Repost from Central Valley Business Times
Oil company abandons plans to handle Bakken crude in SacramentoSACRAMENTO, October 22, 2014
• Cites lawsuit filed by environmentalists
• “This is a victory for the health and safety of the people of Sacramento”
InterState Oil Company says it is surrendering its air pollution permit that lets it transfer highly volatile Bakken crude oil from railcars to trucks at its transloading facility located at 4545 Dudley Boulevard in the McClellan industrial park in Sacramento.
The decision comes a month after Earthjustice filed a lawsuit on behalf of Sierra Club challenging the Sacramento Metropolitan Air Quality Management District for issuing permits allowing the project without public or environmental review.

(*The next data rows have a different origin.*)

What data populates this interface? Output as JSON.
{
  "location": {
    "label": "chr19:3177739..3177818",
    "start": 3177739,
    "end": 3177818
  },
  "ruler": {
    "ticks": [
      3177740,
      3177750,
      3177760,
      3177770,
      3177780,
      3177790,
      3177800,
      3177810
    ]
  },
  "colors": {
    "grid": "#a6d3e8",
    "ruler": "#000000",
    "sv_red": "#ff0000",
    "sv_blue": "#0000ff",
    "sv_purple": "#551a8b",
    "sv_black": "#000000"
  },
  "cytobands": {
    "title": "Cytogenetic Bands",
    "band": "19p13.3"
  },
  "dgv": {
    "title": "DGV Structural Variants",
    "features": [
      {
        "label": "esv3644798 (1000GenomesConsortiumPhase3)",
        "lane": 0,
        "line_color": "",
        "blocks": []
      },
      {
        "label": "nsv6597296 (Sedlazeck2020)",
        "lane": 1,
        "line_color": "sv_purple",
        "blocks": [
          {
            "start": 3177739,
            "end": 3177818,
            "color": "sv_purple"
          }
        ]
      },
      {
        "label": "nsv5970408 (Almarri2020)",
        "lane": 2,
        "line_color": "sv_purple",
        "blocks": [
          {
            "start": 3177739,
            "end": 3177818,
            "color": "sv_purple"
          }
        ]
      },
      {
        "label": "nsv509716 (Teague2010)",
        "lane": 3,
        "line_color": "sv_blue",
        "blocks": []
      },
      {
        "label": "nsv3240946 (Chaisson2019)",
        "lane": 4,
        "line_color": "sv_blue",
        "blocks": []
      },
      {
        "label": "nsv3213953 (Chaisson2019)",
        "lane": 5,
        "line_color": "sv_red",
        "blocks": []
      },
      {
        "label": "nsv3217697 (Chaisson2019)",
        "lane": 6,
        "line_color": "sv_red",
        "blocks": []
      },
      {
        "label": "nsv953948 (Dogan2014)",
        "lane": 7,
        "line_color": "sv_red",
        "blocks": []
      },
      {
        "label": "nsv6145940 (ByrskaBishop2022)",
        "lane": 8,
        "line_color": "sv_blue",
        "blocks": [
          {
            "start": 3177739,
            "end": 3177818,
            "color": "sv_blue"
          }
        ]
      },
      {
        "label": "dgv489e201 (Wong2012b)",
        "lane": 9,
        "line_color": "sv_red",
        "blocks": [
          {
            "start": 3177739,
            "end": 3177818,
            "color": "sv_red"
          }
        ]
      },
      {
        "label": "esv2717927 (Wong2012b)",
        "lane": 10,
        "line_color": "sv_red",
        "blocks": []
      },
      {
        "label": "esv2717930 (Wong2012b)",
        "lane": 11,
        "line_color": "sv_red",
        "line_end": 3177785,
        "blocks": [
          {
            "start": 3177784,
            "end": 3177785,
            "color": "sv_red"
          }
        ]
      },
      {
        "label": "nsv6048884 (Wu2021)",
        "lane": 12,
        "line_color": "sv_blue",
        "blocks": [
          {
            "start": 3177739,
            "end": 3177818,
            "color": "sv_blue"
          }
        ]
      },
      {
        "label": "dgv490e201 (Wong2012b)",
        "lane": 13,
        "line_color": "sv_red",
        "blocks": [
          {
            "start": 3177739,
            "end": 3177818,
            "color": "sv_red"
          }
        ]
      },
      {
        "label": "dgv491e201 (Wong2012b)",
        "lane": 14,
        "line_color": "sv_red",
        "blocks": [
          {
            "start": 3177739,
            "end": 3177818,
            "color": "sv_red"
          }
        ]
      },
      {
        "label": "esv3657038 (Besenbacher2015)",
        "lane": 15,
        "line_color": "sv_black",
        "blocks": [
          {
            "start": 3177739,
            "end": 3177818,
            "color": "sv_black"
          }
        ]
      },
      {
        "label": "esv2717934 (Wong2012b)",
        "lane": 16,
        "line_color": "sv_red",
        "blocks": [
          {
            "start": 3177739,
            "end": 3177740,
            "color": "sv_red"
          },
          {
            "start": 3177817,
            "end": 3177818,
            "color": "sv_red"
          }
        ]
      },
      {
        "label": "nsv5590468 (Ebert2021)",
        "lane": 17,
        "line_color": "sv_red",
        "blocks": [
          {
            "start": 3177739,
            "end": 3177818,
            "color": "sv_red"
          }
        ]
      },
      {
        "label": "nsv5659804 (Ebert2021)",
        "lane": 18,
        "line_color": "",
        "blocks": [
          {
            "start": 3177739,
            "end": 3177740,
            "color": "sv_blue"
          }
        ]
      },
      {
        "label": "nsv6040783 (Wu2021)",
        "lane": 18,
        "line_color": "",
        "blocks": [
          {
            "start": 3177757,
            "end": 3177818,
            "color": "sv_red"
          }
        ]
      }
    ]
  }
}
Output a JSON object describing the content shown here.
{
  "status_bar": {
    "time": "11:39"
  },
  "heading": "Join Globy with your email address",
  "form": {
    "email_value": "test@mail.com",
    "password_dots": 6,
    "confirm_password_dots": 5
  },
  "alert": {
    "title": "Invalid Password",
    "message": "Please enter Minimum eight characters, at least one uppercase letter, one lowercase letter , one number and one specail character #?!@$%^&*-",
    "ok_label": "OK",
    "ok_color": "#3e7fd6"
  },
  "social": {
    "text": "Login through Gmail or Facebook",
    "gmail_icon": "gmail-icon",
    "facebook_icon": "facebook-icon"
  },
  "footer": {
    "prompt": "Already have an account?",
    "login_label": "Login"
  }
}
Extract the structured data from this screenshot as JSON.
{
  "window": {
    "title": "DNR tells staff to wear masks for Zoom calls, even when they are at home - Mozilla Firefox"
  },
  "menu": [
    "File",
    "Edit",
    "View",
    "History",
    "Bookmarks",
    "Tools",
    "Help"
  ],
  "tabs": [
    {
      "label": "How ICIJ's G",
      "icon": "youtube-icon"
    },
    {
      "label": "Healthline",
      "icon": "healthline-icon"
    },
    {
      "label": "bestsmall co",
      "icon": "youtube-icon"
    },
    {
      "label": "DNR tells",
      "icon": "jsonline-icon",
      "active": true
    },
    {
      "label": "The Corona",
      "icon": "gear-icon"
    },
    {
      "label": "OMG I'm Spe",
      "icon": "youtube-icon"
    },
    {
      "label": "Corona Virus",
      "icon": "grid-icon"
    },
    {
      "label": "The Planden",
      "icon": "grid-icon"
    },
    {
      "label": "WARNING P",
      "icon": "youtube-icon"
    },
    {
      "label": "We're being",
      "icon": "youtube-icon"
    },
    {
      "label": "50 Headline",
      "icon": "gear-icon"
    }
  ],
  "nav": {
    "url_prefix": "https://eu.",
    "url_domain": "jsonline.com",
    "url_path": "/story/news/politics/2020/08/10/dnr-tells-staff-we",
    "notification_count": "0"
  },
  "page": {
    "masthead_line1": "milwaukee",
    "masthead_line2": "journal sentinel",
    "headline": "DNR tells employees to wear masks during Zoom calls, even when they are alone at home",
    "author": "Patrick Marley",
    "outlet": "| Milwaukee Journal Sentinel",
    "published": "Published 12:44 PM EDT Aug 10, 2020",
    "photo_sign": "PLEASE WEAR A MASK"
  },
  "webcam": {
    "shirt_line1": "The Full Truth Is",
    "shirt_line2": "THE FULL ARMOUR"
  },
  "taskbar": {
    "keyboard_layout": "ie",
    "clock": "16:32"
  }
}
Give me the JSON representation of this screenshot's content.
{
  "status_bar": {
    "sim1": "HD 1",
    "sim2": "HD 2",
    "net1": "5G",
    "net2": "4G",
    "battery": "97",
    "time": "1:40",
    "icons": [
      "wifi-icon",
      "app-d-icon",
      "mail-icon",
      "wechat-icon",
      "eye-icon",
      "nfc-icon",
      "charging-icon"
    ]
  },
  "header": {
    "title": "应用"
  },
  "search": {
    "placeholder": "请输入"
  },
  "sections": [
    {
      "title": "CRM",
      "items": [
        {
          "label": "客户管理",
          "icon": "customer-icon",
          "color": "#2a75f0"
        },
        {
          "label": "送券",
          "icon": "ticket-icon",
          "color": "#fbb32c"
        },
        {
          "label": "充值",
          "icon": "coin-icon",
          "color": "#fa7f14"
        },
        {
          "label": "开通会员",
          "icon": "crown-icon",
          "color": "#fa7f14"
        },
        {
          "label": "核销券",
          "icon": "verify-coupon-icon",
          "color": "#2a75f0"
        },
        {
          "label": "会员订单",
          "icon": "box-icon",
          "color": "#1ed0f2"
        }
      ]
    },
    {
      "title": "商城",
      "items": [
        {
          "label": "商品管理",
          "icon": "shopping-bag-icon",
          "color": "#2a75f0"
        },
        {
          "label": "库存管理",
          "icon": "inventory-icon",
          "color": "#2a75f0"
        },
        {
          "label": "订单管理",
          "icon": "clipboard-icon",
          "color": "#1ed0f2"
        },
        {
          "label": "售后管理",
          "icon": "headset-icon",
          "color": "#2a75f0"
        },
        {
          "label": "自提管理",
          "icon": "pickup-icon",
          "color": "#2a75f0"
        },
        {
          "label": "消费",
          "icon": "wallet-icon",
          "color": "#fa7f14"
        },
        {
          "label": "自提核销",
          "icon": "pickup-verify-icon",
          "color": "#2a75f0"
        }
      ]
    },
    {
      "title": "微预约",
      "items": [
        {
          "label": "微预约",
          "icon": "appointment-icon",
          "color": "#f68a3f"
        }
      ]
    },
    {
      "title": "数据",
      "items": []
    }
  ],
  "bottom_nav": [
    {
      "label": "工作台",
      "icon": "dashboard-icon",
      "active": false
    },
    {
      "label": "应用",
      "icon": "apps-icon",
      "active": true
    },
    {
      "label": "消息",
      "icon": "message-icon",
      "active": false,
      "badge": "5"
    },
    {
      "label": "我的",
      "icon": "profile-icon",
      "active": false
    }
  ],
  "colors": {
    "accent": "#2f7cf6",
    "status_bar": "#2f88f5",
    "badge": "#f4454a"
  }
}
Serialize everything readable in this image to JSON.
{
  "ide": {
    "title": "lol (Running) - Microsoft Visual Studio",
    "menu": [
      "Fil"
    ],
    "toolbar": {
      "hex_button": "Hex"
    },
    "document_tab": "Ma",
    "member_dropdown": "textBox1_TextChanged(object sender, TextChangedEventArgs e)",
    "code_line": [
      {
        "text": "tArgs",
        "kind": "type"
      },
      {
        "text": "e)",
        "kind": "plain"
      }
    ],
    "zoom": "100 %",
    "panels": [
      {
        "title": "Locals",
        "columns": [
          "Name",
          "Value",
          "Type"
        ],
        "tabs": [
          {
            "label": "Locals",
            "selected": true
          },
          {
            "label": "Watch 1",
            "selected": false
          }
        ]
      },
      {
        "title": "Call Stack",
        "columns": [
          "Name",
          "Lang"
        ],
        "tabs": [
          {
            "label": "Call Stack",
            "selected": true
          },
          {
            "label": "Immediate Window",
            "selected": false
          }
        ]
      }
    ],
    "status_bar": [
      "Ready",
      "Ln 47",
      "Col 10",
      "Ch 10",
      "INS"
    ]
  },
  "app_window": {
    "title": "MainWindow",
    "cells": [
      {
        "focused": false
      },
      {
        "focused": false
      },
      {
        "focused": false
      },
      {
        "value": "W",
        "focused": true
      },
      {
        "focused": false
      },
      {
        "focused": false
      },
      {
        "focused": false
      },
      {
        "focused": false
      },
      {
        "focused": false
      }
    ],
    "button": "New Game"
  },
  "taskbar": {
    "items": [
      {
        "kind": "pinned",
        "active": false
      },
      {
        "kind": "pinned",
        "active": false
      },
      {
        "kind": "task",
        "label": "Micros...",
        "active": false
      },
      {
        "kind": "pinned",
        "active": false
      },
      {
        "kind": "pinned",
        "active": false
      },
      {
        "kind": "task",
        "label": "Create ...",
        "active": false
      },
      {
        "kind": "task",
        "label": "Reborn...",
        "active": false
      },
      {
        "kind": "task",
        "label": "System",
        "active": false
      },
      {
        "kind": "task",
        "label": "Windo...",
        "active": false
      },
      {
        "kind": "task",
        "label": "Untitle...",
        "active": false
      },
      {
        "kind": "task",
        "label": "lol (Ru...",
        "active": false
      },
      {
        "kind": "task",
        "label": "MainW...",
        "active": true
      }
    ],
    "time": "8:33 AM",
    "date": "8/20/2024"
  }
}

Now the air agency says the permit was “issued in error because it failed to meet District Best Available Control Technology requirements.”
The agency and the company have agreed that the transfers will stop by Nov. 14.
“This is the first crude transport project that has been stopped dead in its tracks in California,” says Suma Peesapati, Earthjustice attorney. “This is a victory for the health and safety of the people of Sacramento, for communities along the path of the trucks hauling this dangerous product to the Bay Area, and for the refinery communities where the crude is eventually processed.”
Earthjustice filed the lawsuit on behalf of the Sierra Club on Sept. 23, holding the air district and InterState Oil accountable for neglecting to consider the risk to public health and safety of the project. The lawsuit also challenged the air district for deliberately avoiding its obligations for review under the California Environmental Quality Act despite the fact that the project would have significant increases in air pollutants, including toxic air contaminants.
The air district first issued a permit to InterState to trans-load crude from rail to truck on March 27, however according to an investigation by the Sacramento Bee, the company had been trans-loading crude without a permit as early as six months before that date. No notice was given to local fire and emergency responders or other officials about the handling of the highly flammable substance just seven miles north of the California state capital.
“This is a huge victory for Sacramento residents and communities across California who are put in harms way by trains carrying volatile, hazardous crude that are known to derail and explode,” says Devorah Ancel, Sierra Club staff attorney. “Local, state and federal governments must take further immediate action to notify the public when hazardous crude is railed through their communities and to ban the use of unsafe DOT 111 tank cars.”
As a result of today’s decision, Sacramento Superior Court is expected to dismiss the lawsuit, Earthjustice says.
Bakken crude, a type of shale oil, is more volatile than other kinds of crude oil. It has been blamed for some spectacular — and tragic — accidents, the worst of which was the July 2013 derailment of a train of oil cars carrying Bakken crude in the small Quebec town of Lac-Mégantic. The explosion and fire killed nearly 50 townspeople and leveled more than 30 buildings.